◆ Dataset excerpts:
◇ ◇ ◇ ◇ ◇ ◇ ◇
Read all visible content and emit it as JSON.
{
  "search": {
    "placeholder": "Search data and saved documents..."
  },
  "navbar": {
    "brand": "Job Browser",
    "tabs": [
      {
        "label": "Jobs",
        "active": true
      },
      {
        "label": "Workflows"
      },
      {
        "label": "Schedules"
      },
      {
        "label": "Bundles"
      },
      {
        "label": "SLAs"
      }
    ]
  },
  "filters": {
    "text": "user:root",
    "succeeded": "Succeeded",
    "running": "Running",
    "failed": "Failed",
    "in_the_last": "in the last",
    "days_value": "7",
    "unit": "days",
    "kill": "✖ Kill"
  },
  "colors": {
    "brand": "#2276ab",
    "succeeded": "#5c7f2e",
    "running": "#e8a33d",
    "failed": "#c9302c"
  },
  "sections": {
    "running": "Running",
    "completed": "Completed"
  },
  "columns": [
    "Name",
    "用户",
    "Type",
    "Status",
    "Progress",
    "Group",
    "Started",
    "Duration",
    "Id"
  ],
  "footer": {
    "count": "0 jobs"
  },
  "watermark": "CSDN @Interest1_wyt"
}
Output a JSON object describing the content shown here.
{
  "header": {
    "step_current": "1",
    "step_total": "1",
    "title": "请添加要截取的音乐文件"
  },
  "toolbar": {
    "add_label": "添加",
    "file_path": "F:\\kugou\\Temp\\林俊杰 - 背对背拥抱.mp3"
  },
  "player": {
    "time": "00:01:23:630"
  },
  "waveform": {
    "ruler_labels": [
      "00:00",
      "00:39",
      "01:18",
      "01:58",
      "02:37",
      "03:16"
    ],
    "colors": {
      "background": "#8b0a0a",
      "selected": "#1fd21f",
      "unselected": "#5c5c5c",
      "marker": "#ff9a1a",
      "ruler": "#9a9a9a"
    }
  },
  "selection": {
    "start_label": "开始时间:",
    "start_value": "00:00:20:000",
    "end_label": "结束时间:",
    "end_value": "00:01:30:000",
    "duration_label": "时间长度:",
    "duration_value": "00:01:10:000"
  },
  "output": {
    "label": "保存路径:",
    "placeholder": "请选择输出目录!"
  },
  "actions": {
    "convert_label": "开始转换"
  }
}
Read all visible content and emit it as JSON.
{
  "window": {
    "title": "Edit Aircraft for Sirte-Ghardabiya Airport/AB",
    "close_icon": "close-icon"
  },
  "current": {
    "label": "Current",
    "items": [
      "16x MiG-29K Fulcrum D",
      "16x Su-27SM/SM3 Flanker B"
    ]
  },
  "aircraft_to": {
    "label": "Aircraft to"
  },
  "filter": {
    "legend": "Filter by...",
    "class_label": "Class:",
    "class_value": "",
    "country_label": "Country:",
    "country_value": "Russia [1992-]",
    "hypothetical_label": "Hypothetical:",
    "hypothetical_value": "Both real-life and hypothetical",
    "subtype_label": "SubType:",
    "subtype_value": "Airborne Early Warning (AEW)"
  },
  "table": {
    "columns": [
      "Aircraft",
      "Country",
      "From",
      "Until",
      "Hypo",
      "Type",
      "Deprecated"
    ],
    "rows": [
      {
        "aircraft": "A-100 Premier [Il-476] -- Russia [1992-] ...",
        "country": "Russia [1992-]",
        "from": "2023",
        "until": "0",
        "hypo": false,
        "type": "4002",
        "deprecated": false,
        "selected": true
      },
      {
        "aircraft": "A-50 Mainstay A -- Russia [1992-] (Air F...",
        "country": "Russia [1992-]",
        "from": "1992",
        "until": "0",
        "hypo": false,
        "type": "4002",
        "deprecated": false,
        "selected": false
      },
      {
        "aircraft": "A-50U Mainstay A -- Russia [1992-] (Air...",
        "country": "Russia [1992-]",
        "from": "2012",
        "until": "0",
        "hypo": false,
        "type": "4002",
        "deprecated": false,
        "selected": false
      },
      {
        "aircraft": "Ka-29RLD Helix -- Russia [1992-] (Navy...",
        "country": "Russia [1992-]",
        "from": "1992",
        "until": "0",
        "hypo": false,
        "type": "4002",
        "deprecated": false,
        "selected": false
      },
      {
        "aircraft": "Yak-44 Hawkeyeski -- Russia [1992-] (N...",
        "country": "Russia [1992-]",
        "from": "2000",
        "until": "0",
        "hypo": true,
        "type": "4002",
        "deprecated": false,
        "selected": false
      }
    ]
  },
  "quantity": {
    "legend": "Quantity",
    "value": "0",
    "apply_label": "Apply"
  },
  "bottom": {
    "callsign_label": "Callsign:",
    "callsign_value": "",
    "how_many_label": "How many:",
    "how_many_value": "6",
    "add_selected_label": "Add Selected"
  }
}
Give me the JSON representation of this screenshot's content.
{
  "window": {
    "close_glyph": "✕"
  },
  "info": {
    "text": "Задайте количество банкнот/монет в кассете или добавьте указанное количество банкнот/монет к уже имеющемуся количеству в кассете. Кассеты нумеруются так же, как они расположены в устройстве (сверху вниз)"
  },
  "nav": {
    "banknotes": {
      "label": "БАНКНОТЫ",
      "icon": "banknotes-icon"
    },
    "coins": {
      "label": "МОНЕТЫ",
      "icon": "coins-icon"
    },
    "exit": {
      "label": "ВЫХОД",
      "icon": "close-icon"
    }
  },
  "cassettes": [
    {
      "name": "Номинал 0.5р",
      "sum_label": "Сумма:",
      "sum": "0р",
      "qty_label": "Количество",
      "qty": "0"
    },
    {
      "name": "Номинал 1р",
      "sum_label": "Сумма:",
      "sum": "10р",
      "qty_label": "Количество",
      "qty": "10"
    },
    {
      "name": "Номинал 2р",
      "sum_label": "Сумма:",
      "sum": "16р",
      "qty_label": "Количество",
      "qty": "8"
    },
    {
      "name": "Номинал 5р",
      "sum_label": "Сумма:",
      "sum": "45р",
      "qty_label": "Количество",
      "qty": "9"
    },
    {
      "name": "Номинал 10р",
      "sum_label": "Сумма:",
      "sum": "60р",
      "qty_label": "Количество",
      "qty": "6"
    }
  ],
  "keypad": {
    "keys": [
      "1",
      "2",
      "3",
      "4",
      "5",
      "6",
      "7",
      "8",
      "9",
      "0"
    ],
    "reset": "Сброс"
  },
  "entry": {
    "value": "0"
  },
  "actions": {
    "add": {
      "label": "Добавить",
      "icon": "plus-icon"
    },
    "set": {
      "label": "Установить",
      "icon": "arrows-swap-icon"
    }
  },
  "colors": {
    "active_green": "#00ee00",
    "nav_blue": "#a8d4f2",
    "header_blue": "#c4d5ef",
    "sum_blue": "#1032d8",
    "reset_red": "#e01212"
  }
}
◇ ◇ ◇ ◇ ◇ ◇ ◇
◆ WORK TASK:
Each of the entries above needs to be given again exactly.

◆ SOLUTION TO THE EXERCISE:
Read all visible content and emit it as JSON.
{
  "search": {
    "placeholder": "Search data and saved documents..."
  },
  "navbar": {
    "brand": "Job Browser",
    "tabs": [
      {
        "label": "Jobs",
        "active": true
      },
      {
        "label": "Workflows"
      },
      {
        "label": "Schedules"
      },
      {
        "label": "Bundles"
      },
      {
        "label": "SLAs"
      }
    ]
  },
  "filters": {
    "text": "user:root",
    "succeeded": "Succeeded",
    "running": "Running",
    "failed": "Failed",
    "in_the_last": "in the last",
    "days_value": "7",
    "unit": "days",
    "kill": "✖ Kill"
  },
  "colors": {
    "brand": "#2276ab",
    "succeeded": "#5c7f2e",
    "running": "#e8a33d",
    "failed": "#c9302c"
  },
  "sections": {
    "running": "Running",
    "completed": "Completed"
  },
  "columns": [
    "Name",
    "用户",
    "Type",
    "Status",
    "Progress",
    "Group",
    "Started",
    "Duration",
    "Id"
  ],
  "footer": {
    "count": "0 jobs"
  },
  "watermark": "CSDN @Interest1_wyt"
}
Output a JSON object describing the content shown here.
{
  "header": {
    "step_current": "1",
    "step_total": "1",
    "title": "请添加要截取的音乐文件"
  },
  "toolbar": {
    "add_label": "添加",
    "file_path": "F:\\kugou\\Temp\\林俊杰 - 背对背拥抱.mp3"
  },
  "player": {
    "time": "00:01:23:630"
  },
  "waveform": {
    "ruler_labels": [
      "00:00",
      "00:39",
      "01:18",
      "01:58",
      "02:37",
      "03:16"
    ],
    "colors": {
      "background": "#8b0a0a",
      "selected": "#1fd21f",
      "unselected": "#5c5c5c",
      "marker": "#ff9a1a",
      "ruler": "#9a9a9a"
    }
  },
  "selection": {
    "start_label": "开始时间:",
    "start_value": "00:00:20:000",
    "end_label": "结束时间:",
    "end_value": "00:01:30:000",
    "duration_label": "时间长度:",
    "duration_value": "00:01:10:000"
  },
  "output": {
    "label": "保存路径:",
    "placeholder": "请选择输出目录!"
  },
  "actions": {
    "convert_label": "开始转换"
  }
}
Read all visible content and emit it as JSON.
{
  "window": {
    "title": "Edit Aircraft for Sirte-Ghardabiya Airport/AB",
    "close_icon": "close-icon"
  },
  "current": {
    "label": "Current",
    "items": [
      "16x MiG-29K Fulcrum D",
      "16x Su-27SM/SM3 Flanker B"
    ]
  },
  "aircraft_to": {
    "label": "Aircraft to"
  },
  "filter": {
    "legend": "Filter by...",
    "class_label": "Class:",
    "class_value": "",
    "country_label": "Country:",
    "country_value": "Russia [1992-]",
    "hypothetical_label": "Hypothetical:",
    "hypothetical_value": "Both real-life and hypothetical",
    "subtype_label": "SubType:",
    "subtype_value": "Airborne Early Warning (AEW)"
  },
  "table": {
    "columns": [
      "Aircraft",
      "Country",
      "From",
      "Until",
      "Hypo",
      "Type",
      "Deprecated"
    ],
    "rows": [
      {
        "aircraft": "A-100 Premier [Il-476] -- Russia [1992-] ...",
        "country": "Russia [1992-]",
        "from": "2023",
        "until": "0",
        "hypo": false,
        "type": "4002",
        "deprecated": false,
        "selected": true
      },
      {
        "aircraft": "A-50 Mainstay A -- Russia [1992-] (Air F...",
        "country": "Russia [1992-]",
        "from": "1992",
        "until": "0",
        "hypo": false,
        "type": "4002",
        "deprecated": false,
        "selected": false
      },
      {
        "aircraft": "A-50U Mainstay A -- Russia [1992-] (Air...",
        "country": "Russia [1992-]",
        "from": "2012",
        "until": "0",
        "hypo": false,
        "type": "4002",
        "deprecated": false,
        "selected": false
      },
      {
        "aircraft": "Ka-29RLD Helix -- Russia [1992-] (Navy...",
        "country": "Russia [1992-]",
        "from": "1992",
        "until": "0",
        "hypo": false,
        "type": "4002",
        "deprecated": false,
        "selected": false
      },
      {
        "aircraft": "Yak-44 Hawkeyeski -- Russia [1992-] (N...",
        "country": "Russia [1992-]",
        "from": "2000",
        "until": "0",
        "hypo": true,
        "type": "4002",
        "deprecated": false,
        "selected": false
      }
    ]
  },
  "quantity": {
    "legend": "Quantity",
    "value": "0",
    "apply_label": "Apply"
  },
  "bottom": {
    "callsign_label": "Callsign:",
    "callsign_value": "",
    "how_many_label": "How many:",
    "how_many_value": "6",
    "add_selected_label": "Add Selected"
  }
}
Give me the JSON representation of this screenshot's content.
{
  "window": {
    "close_glyph": "✕"
  },
  "info": {
    "text": "Задайте количество банкнот/монет в кассете или добавьте указанное количество банкнот/монет к уже имеющемуся количеству в кассете. Кассеты нумеруются так же, как они расположены в устройстве (сверху вниз)"
  },
  "nav": {
    "banknotes": {
      "label": "БАНКНОТЫ",
      "icon": "banknotes-icon"
    },
    "coins": {
      "label": "МОНЕТЫ",
      "icon": "coins-icon"
    },
    "exit": {
      "label": "ВЫХОД",
      "icon": "close-icon"
    }
  },
  "cassettes": [
    {
      "name": "Номинал 0.5р",
      "sum_label": "Сумма:",
      "sum": "0р",
      "qty_label": "Количество",
      "qty": "0"
    },
    {
      "name": "Номинал 1р",
      "sum_label": "Сумма:",
      "sum": "10р",
      "qty_label": "Количество",
      "qty": "10"
    },
    {
      "name": "Номинал 2р",
      "sum_label": "Сумма:",
      "sum": "16р",
      "qty_label": "Количество",
      "qty": "8"
    },
    {
      "name": "Номинал 5р",
      "sum_label": "Сумма:",
      "sum": "45р",
      "qty_label": "Количество",
      "qty": "9"
    },
    {
      "name": "Номинал 10р",
      "sum_label": "Сумма:",
      "sum": "60р",
      "qty_label": "Количество",
      "qty": "6"
    }
  ],
  "keypad": {
    "keys": [
      "1",
      "2",
      "3",
      "4",
      "5",
      "6",
      "7",
      "8",
      "9",
      "0"
    ],
    "reset": "Сброс"
  },
  "entry": {
    "value": "0"
  },
  "actions": {
    "add": {
      "label": "Добавить",
      "icon": "plus-icon"
    },
    "set": {
      "label": "Установить",
      "icon": "arrows-swap-icon"
    }
  },
  "colors": {
    "active_green": "#00ee00",
    "nav_blue": "#a8d4f2",
    "header_blue": "#c4d5ef",
    "sum_blue": "#1032d8",
    "reset_red": "#e01212"
  }
}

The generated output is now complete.